The time of day that drones fly in search of a mate depends on many factors, such as the geographic location, day length, and temperature. Drones usually fly from the hive in large numbers between 11 a.m. and 4:30 p.m. Morning or early afternoon flights may last 2 or 3 hours. Later flights are shorter. When out of the hive, drones congregate in “mating areas,” which may serve to attract virgin queens. These areas usually are less than 100 feet from the ground and seem to be associated with land terrain.

The Queen
The virgin queen becomes sexually mature about 5 days after emergence. She is relatively quiet in the morning and most active in the afternoon. She may begin her mating flights 5 or 6 days after emergence and go on a number of flights over several days. Mating with 8 to 12 drones will stock her spermatheca with 6 million to 7 million sperm. She will begin to lay eggs in 2 to 5 days and may continue for years.

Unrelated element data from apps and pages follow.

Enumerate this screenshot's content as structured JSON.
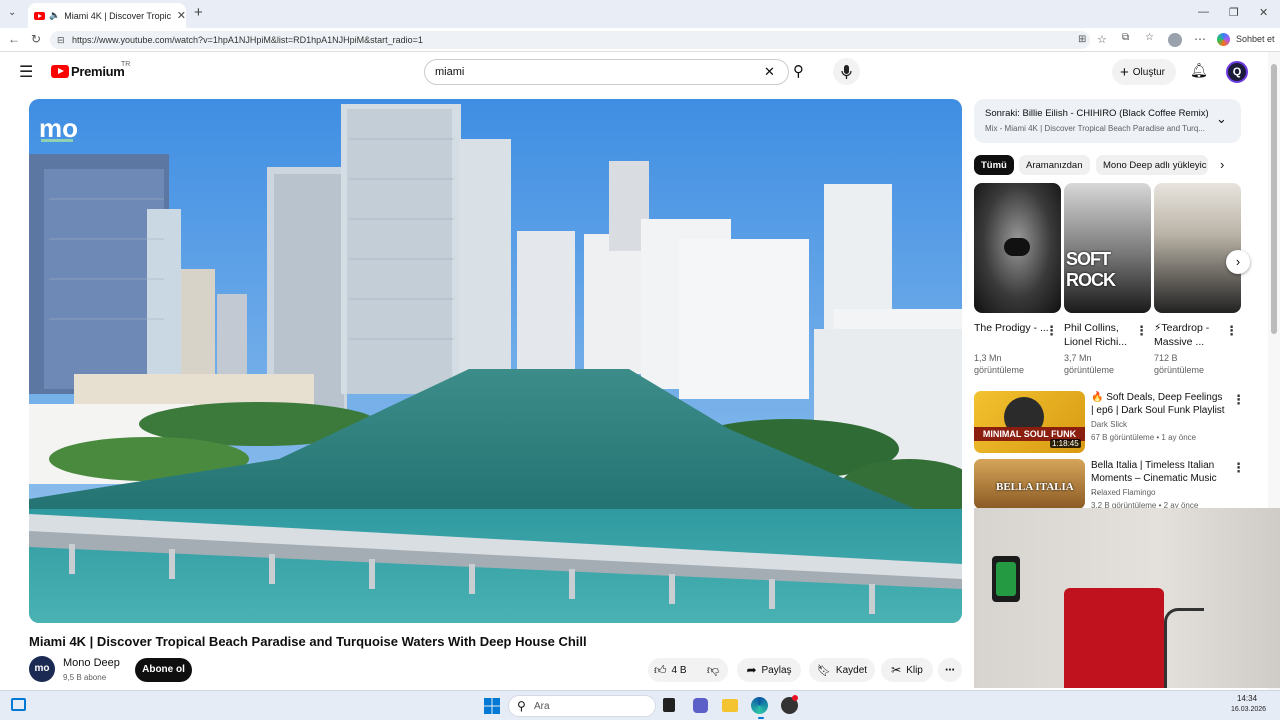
{
  "browser": {
    "tab_title": "Miami 4K | Discover Tropical Beach",
    "url": "https://www.youtube.com/watch?v=1hpA1NJHpiM&list=RD1hpA1NJHpiM&start_radio=1",
    "chat_label": "Sohbet et"
  },
  "yt": {
    "logo_text": "Premium",
    "region": "TR",
    "search_value": "miami",
    "create_label": "Oluştur",
    "avatar_letter": "Q"
  },
  "video": {
    "channel_logo": "mo",
    "title": "Miami 4K | Discover Tropical Beach Paradise and Turquoise Waters With Deep House Chill",
    "channel_name": "Mono Deep",
    "subscribers": "9,5 B abone",
    "subscribe_label": "Abone ol",
    "likes": "4 B",
    "share_label": "Paylaş",
    "save_label": "Kaydet",
    "clip_label": "Klip"
  },
  "sidebar": {
    "next_label": "Sonraki: Billie Eilish - CHIHIRO (Black Coffee Remix)",
    "mix_label": "Mix - Miami 4K | Discover Tropical Beach Paradise and Turq...",
    "chips": [
      "Tümü",
      "Aramanızdan",
      "Mono Deep adlı yükleyic"
    ],
    "cards": [
      {
        "title": "The Prodigy - ...",
        "views": "1,3 Mn",
        "views2": "görüntüleme"
      },
      {
        "title": "Phil Collins, Lionel Richi...",
        "views": "3,7 Mn",
        "views2": "görüntüleme"
      },
      {
        "title": "⚡Teardrop - Massive ...",
        "views": "712 B",
        "views2": "görüntüleme"
      }
    ],
    "card2_overlay": "SOFT ROCK",
    "videos": [
      {
        "title": "🔥 Soft Deals, Deep Feelings | ep6 | Dark Soul Funk Playlist",
        "channel": "Dark Slick",
        "meta": "67 B görüntüleme • 1 ay önce",
        "duration": "1:18:45",
        "thumb_text": "MINIMAL SOUL FUNK"
      },
      {
        "title": "Bella Italia | Timeless Italian Moments – Cinematic Music ...",
        "channel": "Relaxed Flamingo",
        "meta": "3,2 B görüntüleme • 2 ay önce",
        "thumb_text": "BELLA ITALIA"
      }
    ]
  },
  "taskbar": {
    "search_label": "Ara",
    "time": "14:34",
    "date": "16.03.2026"
  },
  "colors": {
    "brand_red": "#ff0000",
    "subscribe_bg": "#0f0f0f",
    "windows_blue": "#0078d4"
  }
}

A young, fully mated queen rarely lays drone eggs before she is several months old. After that time, she controls the sex of the offspring by laying either fertilized or nonfertilized eggs.

Worker bees occasionally kill their queen. More frequently, they will kill a newly introduced or virgin queen. To do this, 15 or 20 worker bees collect about her in a tight ball until she starves. Generally, it has been thought that bees “balled” strange or introduced queens because they did not have the proper “colony” odor. The reason for balling is probably more complicated than that, because bees occasionally will ball their own queen. Even if the ball is broken up, the queen seldom survives and the stimulus is powerful enough that the bees taking part in the queen balling are sometimes subsequently balled by other bees.

References

BUTLER, C. G.
1955
. THE WORLD OF THE HONEY BEE. 226 p. Macmillan Co., New York.

VON FRISHH, K.
1955
. THE DANCING BEES. 183 p. Harcourt, Brace & Co., New York.

GARY, N. E.
1974
. PHEROMONES THAT AFFECT THE BEHAVIOR AND PHYSIOLOGY OF HONEY BEES. In Pheromones, M. C. Birch, p. 200-221, North-Holland, Amsterdam, and Elsevier, New York.

HAYDAK, M. H.
1963
. ACTIVITIES OF HONEY BEES. In The Hive and the Honey Bee, 556 p. Dadant & Sons, Hamilton, Ill.

LINDAUR, M.
1961
. COMMUNICATION AMONG SOCIAL BEES. 143 p. Harvard University Press, Cambridge.

RIBBANDS, C. R.
1953
. THE BEHAVIOUR AND SOCIAL LIFE OF HONEY BEES. 318 p. Dover Publications, Inc., New York.


Beesource feels that deliberately ignored research, that is contradictory with the bee language hypothesis written in this article, prompts us to provide the reader with that evidence. Please see Adrian Wenner’s page.